Harry shook his head, not looking up. “I don’t wish to be a burden, sir. I know you have a great deal you need to be doing and things to take care of to reserve so much of your time for one student.”

:You do subdued very well, Harry. I told you you should be more confident of your abilities.:

“You aren’t a burden, Harry,” Dumbledore said gently. “I think I understand what it is that you’re trying to say, though. I will have someone pick up your supplies today.”

“Sir?” Maybe now was the best time to approach a certain topic. A rush of approval flooded him as Tom realized what he was up to.

“Yes, Harry?”

“Sir, I—” He stopped and raised his eyes slightly, though not his face, enough to be able to see the headmaster’s expression. “I’m a little worried that—do you know anything about writing a will, sir?”

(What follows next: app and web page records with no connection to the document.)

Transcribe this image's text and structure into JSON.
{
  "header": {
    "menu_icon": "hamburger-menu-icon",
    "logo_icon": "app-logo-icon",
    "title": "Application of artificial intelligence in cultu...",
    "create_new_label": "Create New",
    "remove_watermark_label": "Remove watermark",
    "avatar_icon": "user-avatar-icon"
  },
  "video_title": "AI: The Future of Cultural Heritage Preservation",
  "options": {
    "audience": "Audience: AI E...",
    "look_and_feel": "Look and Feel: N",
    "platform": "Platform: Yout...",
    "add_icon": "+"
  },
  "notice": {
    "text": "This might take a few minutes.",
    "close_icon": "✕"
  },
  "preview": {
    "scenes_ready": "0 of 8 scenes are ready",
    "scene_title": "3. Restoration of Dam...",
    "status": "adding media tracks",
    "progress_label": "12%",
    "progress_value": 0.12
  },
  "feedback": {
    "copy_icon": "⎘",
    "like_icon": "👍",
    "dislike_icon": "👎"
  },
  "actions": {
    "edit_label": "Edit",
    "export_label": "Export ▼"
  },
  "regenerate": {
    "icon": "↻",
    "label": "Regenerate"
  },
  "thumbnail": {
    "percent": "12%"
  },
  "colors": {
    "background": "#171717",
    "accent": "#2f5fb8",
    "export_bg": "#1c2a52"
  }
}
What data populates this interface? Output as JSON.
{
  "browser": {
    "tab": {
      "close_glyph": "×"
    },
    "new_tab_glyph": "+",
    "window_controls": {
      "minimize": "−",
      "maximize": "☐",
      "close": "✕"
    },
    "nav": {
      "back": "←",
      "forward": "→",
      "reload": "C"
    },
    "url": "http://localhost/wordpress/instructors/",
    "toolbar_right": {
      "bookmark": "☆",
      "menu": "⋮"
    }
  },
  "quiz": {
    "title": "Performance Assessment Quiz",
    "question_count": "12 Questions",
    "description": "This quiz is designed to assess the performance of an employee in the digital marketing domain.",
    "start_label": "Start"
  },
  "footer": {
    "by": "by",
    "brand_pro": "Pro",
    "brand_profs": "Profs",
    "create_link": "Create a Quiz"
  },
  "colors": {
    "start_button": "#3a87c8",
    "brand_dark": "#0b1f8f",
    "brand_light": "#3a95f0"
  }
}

The change was subtle, but immediate. “Yes, I do.”

“I don’t want . . . the Dursleys to get everything, so, you know, just in case. . . .” He deliberately let his voice trail off in a whisper.

“If that is what you wish, Harry, I can obtain an accounting for you, and find someone trustworthy to assist you in writing a will. But, do you not feel you’re being a bit premature?”

“I think I should be prepared, sir,” he said with a bit more strength, “and not close my eyes to what could happen.”

There was a pause, and then, “I will make the arrangements, Harry. Was there anything else on your mind that you feel comfortable in talking to me about?”

:Judging by his face, I think we really need to find out if the sorting hat knows anything. He gave in far too easily on the will request.:

:Yes,: he sent, then flicked his gaze to the side for a moment, purposely focusing on how he had felt the night Sirius had died. When he looked back he said, “I—sir—I feel—”

“Harry, what is it?” Dumbledore’s expression was very gentle, and his eyes were sparkling just a little.

:I really don’t trust him.:

“It sounds so silly. I don’t know. . . .” Dumbledore chose to remain silent, so Harry continued after a pregnant pause. “I just can’t get it out of my head, sir, what the sorting hat said to me.”

Dumbledore seemed surprised, at least as much Harry could discern with his admittedly poor skill at reading others. “I’m not sure I understand,” was his response.

“I don’t either. How could it think that of me? I—” Harry clenched his fists, letting his nails dig into the palms of his hands, more of a way to keep him focused than as any expression of true feeling. “I’m not—Sirius would have hated me.”

“I think you underestimate him, Harry.”

“I’ll never know, sir,” he said in his best attempt at a broken whisper. A part of him was giggling, though whether it was from nervousness or fear or something else Harry wasn’t sure.

“There are worse things than death, Harry.”

Harry wondered how that had any relevance to the subject at hand. Shaking himself mentally, he emitted a bitter laugh and dropped his eyes. “That doesn’t stop the questions.”

“Would it help if you could talk to it again?” offered the headmaster.


Harry’s gaze rose swiftly, his eyes wide. “I—maybe? Do you . . . think it’s a bad idea?”

Dumbledore aimed a gentle smile at him and shook his head. “If it would set your mind at ease, Harry, I see no harm.”

:No harm!?:

:Settle down, or he’s going to get suspicious. I can’t keep my eyes averted all the time and if you keep this up, you might show through.:

Harry summoned up a weak smile for the headmaster’s benefit and nodded. “Thank you, sir.”

“Well then, I will go and begin making arrangements. I will see you later, Harry.” Dumbledore rose with another of his gentle smiles and left, closing the door quietly behind him.

:I’m sorry, Harry.:

Harry set his almost forgotten book face down on the nightstand, then rolled over and hugged his pillow, facing away from the portrait. After closing his eyes he sent, :I think that went okay.:

:Okay? Harry, you were magnificent! You manipulated him like a professional.:

:I don’t know if I should be proud of that or not. What if he’s innocent?:

:It’s possible.: Harry could feel Tom’s reluctance behind that statement. :But I suppose we’ll cross that bridge when we come to it.: